Entries from a dataset of interfaces:
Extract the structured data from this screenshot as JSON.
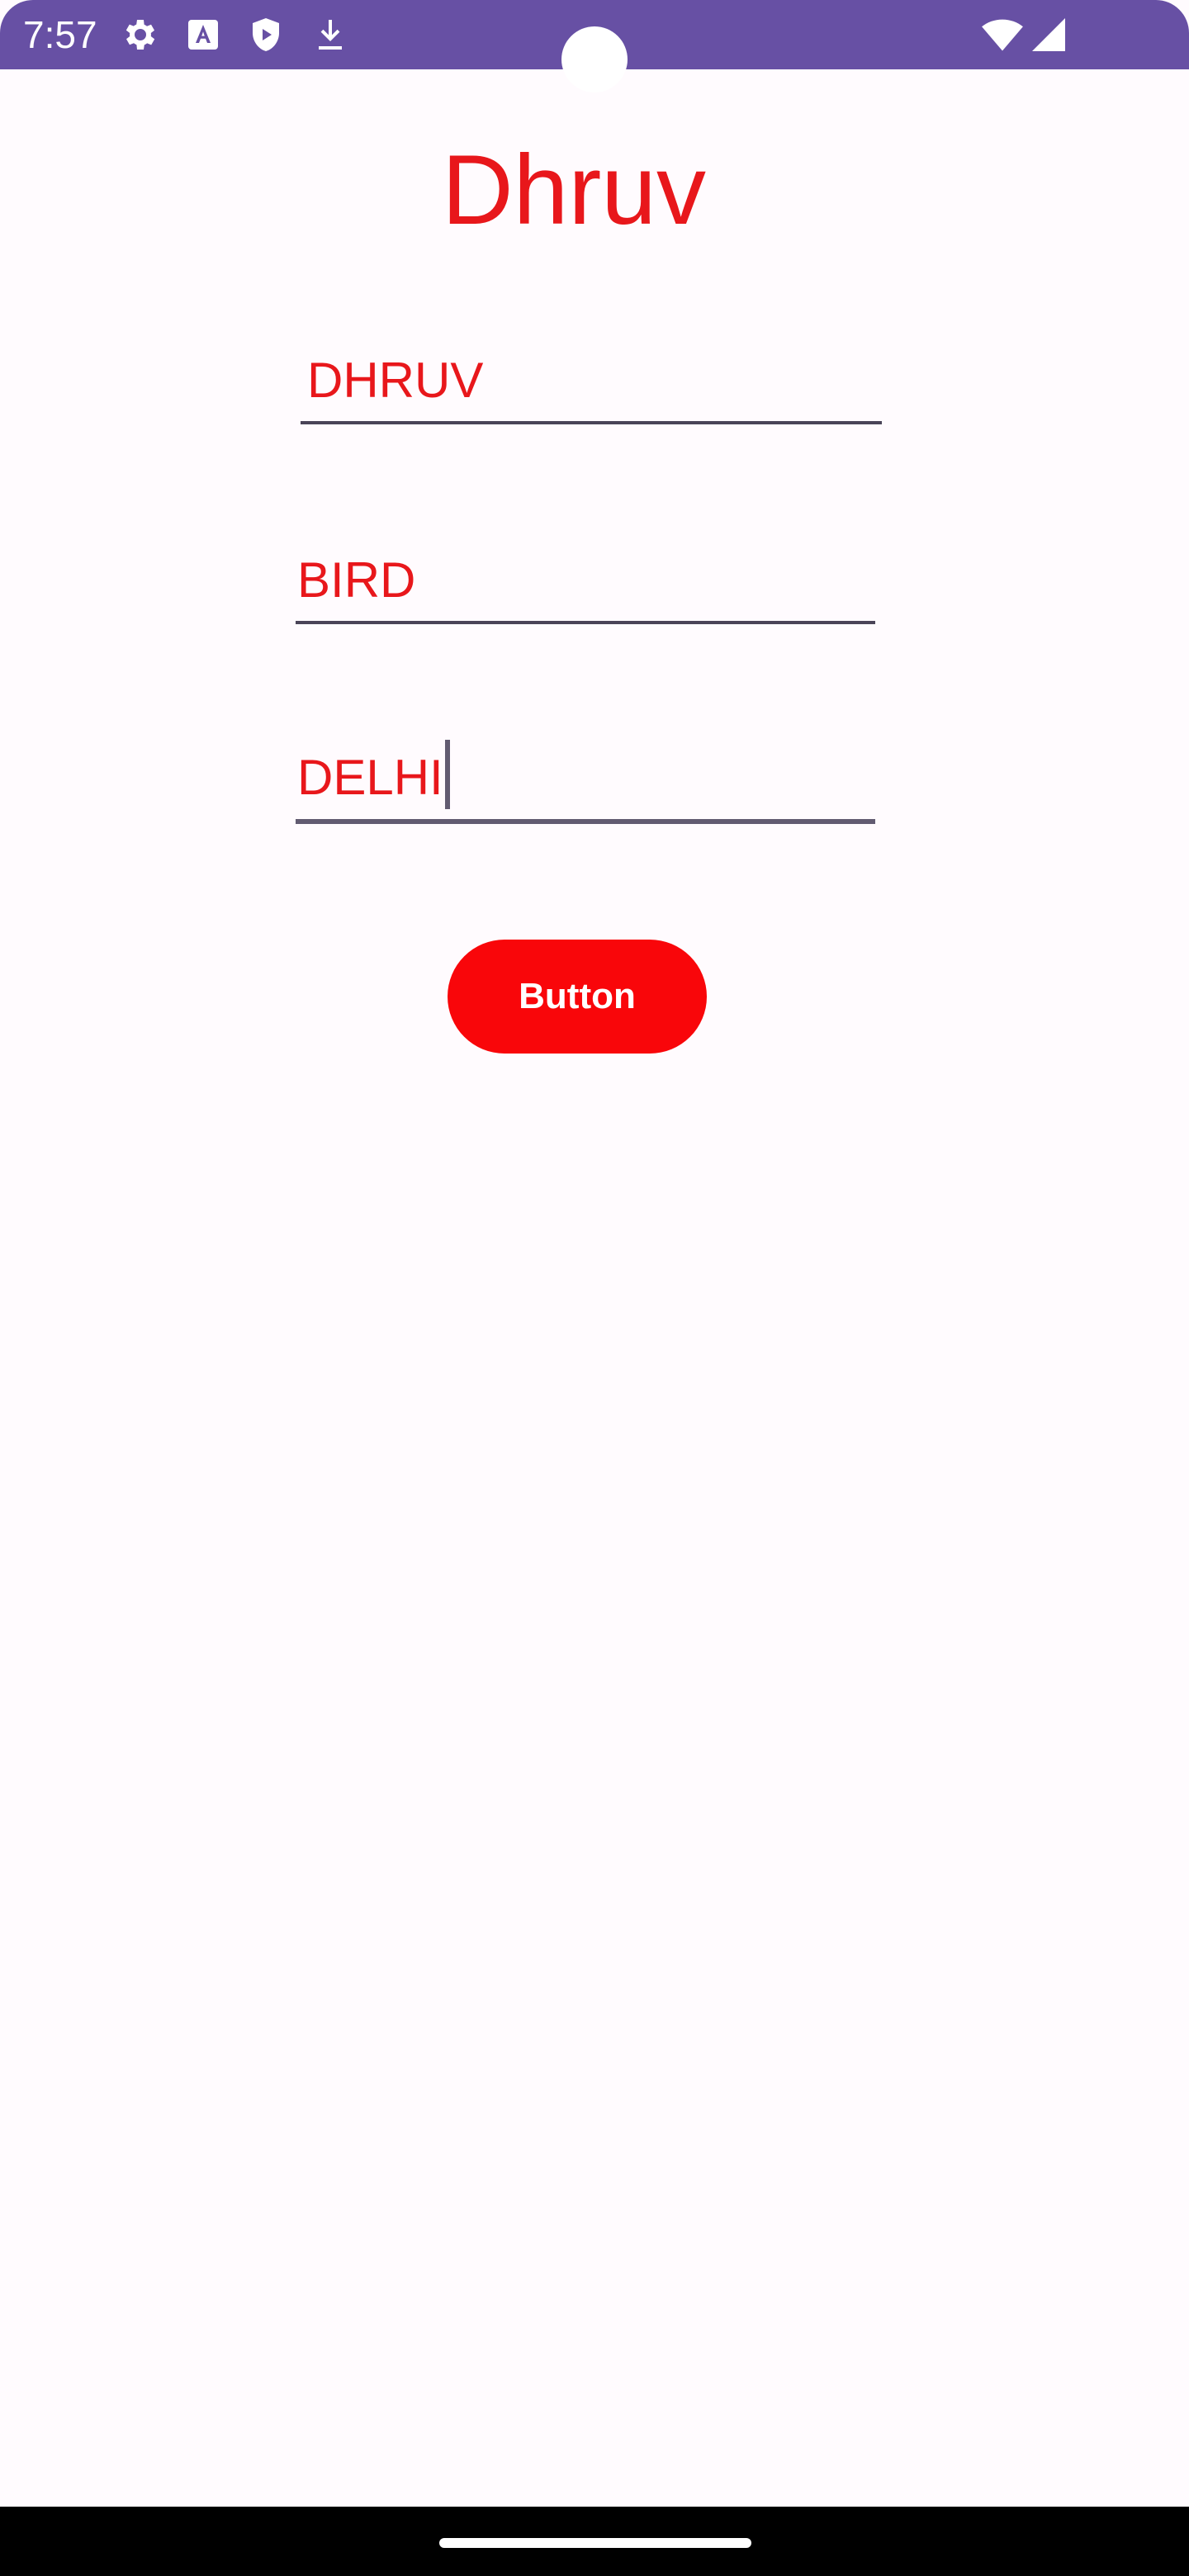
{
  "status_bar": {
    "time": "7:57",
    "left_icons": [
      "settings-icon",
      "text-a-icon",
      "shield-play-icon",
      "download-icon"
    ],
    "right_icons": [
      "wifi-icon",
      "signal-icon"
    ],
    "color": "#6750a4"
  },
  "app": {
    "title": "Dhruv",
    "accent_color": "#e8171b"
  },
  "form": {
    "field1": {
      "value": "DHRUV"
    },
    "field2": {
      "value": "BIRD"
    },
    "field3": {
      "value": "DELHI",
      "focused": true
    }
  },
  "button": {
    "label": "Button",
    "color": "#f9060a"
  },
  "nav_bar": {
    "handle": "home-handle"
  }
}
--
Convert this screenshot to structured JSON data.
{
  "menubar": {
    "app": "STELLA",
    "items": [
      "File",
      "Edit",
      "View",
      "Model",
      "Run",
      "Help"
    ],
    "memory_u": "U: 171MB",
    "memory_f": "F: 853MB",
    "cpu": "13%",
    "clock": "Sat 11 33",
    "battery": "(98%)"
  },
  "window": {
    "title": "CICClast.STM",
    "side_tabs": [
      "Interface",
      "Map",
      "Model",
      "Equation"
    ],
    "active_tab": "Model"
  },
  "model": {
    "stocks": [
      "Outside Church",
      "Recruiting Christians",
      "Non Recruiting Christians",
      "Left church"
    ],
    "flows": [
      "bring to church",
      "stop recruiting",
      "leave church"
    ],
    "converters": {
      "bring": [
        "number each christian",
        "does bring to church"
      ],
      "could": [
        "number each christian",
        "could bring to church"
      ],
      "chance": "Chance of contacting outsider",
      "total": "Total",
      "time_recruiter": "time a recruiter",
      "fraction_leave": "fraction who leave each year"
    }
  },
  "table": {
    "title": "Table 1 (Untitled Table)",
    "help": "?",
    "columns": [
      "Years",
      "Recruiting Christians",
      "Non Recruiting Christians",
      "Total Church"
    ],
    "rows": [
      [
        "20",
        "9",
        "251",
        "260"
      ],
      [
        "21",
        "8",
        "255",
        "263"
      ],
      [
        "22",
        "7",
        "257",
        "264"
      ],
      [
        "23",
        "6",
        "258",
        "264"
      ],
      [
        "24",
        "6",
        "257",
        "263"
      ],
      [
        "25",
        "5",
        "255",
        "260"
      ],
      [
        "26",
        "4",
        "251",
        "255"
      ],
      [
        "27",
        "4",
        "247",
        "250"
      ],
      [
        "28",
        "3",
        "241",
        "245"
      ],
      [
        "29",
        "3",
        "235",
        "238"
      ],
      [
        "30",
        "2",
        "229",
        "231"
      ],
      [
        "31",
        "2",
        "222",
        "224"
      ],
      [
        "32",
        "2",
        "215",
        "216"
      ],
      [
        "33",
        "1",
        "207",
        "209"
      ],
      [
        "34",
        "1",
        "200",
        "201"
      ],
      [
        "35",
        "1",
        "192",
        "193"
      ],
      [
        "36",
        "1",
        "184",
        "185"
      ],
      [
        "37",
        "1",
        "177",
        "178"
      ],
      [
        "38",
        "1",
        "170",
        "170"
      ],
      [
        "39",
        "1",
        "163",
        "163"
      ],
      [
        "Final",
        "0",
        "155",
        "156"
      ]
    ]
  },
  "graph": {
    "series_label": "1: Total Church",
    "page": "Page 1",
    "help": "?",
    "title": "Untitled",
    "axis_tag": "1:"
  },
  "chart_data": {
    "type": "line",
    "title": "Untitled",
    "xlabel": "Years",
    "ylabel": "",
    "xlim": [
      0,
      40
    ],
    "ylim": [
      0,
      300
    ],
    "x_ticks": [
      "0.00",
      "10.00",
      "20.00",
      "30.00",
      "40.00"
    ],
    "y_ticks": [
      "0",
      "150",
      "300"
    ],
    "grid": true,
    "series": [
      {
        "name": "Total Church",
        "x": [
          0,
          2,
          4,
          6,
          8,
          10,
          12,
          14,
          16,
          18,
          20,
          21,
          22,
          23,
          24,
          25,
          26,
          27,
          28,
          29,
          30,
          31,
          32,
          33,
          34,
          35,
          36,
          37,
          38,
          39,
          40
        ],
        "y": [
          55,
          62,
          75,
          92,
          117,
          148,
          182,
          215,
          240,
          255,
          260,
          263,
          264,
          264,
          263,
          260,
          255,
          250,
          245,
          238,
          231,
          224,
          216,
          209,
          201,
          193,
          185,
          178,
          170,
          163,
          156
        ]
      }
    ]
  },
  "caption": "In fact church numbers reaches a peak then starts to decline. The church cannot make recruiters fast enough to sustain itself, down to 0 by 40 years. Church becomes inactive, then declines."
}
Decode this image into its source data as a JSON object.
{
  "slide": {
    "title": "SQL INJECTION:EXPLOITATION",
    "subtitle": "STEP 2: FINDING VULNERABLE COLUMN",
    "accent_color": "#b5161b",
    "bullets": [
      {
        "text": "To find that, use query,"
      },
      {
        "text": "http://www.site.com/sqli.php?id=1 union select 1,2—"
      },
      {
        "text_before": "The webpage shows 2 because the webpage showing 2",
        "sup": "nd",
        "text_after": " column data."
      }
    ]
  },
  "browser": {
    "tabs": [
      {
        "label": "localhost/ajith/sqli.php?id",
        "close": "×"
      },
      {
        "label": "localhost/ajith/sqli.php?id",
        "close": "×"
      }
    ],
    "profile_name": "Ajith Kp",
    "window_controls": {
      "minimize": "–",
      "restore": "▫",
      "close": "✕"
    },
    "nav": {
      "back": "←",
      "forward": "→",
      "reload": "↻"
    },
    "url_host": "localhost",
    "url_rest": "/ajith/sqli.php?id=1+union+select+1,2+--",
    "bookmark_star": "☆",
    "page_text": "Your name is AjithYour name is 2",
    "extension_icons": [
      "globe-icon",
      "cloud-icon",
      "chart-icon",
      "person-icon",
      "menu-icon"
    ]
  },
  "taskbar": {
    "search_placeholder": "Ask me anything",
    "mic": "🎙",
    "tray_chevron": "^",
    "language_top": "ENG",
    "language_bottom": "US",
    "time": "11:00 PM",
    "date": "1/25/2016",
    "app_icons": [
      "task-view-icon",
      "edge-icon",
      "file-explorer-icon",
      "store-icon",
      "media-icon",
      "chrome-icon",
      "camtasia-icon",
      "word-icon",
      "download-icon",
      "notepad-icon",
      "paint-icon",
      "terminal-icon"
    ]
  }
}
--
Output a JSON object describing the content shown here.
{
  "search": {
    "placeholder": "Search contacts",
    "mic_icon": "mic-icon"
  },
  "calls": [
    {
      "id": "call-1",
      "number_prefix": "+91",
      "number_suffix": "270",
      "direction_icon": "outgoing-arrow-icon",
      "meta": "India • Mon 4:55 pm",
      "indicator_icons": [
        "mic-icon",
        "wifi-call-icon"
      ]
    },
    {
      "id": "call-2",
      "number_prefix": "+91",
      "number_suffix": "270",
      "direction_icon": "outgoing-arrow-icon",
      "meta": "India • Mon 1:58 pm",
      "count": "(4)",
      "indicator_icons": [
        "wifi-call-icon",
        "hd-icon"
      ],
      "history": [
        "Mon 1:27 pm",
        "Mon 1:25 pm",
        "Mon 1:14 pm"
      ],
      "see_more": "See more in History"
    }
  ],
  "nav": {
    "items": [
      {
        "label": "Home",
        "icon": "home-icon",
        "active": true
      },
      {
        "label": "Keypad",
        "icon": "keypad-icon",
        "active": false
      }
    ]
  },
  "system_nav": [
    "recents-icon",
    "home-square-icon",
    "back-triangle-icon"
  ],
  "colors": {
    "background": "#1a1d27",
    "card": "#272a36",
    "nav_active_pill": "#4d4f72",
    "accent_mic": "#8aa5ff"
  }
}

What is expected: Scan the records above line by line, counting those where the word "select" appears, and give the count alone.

Response: 2